    • Extends the reach of the Hadoop ecosystem to .NET developers and allows them to write MapReduce jobs in .NET code, such as C#.

Both services are available as preview offerings and changes are expected as they evolve. The Installing the Developer Preview of Apache Hadoop-based services on Windows article covers the setup steps pretty well. I decided to set up HDInsight Server for Windows by installing the Microsoft Web Platform Installer on my Windows 8 laptop.

Note Initially, I planned to install HDInsight Server for Windows on a VM running Windows Server 2012 Standard Edition. Although the installer completed successfully, it failed to create the sites and shortcuts to the dashboards (Hadoop Name Node, Dashboard, and MapRaduce). This was probably caused by the fact that server was configured as a domain controller. There is an ongoing discussion about this issue on the Microsoft HDInsight forum.

The Windows 8 setup failed to create the shortcut to the dashboard. However, the following steps fixed the issue:

1. Open up an Administrator PowerShell prompt and elevate the execution policy of the PowerShell to accept scripts.

PS:> Set-ExecutionPolicy RemoteSigned

2. Navigate to the C:\HadoopFeaturePackSetup\HadoopFeaturePackSetupTools folder:

cd C:\HadoopFeaturePackSetup\HadoopFeaturePackSetupTools

  • Install HadoopWebApi

.\winpkg.ps1 ..\Packages\HadoopWebApi-winpkg.zip install -CredentialFilePath c:\Hadoop\Singlenodecreds.xml

  • Install the dashboard

.\winpkg.ps1 ..\Packages\HadoopDashboard-winpkg.zip install -CredentialFilePath c:\Hadoop\Singlenodecreds.xml

This should create the shortcuts on the desktop and you should be able to navigate to http://localhost:8085 to access the dashboard.


From here, you can open the Interactive Console and your experience should be the same as Windows Azure HDInsight Service. David Zhang has a great coverage of how you can use the Interactive Console in his video presentation “Introduction to the Hadoop on Azure Interactive JavaScript Console”.

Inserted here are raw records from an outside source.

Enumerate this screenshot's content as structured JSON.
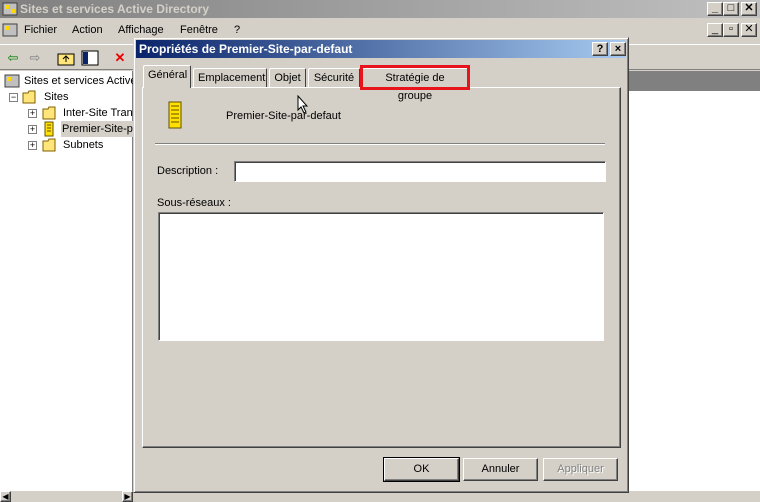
{
  "main_window": {
    "title": "Sites et services Active Directory",
    "menus": [
      "Fichier",
      "Action",
      "Affichage",
      "Fenêtre",
      "?"
    ],
    "tree": {
      "root": "Sites et services Active",
      "sites": "Sites",
      "children": [
        "Inter-Site Tran",
        "Premier-Site-p",
        "Subnets"
      ]
    }
  },
  "dialog": {
    "title": "Propriétés de Premier-Site-par-defaut",
    "tabs": [
      "Général",
      "Emplacement",
      "Objet",
      "Sécurité",
      "Stratégie de groupe"
    ],
    "active_tab": "Général",
    "highlighted_tab": "Stratégie de groupe",
    "site_name": "Premier-Site-par-defaut",
    "description_label": "Description :",
    "description_value": "",
    "subnets_label": "Sous-réseaux :",
    "buttons": {
      "ok": "OK",
      "cancel": "Annuler",
      "apply": "Appliquer"
    },
    "help_button": "?",
    "close_button": "×"
  },
  "colors": {
    "highlight": "#e8141c",
    "title_active": "#0a246a",
    "title_inactive": "#808080"
  }
}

BTW, HDInsight Server installs a set of Windows services corresponding to the UNIX daemons when Hadoop is installed on UNIX.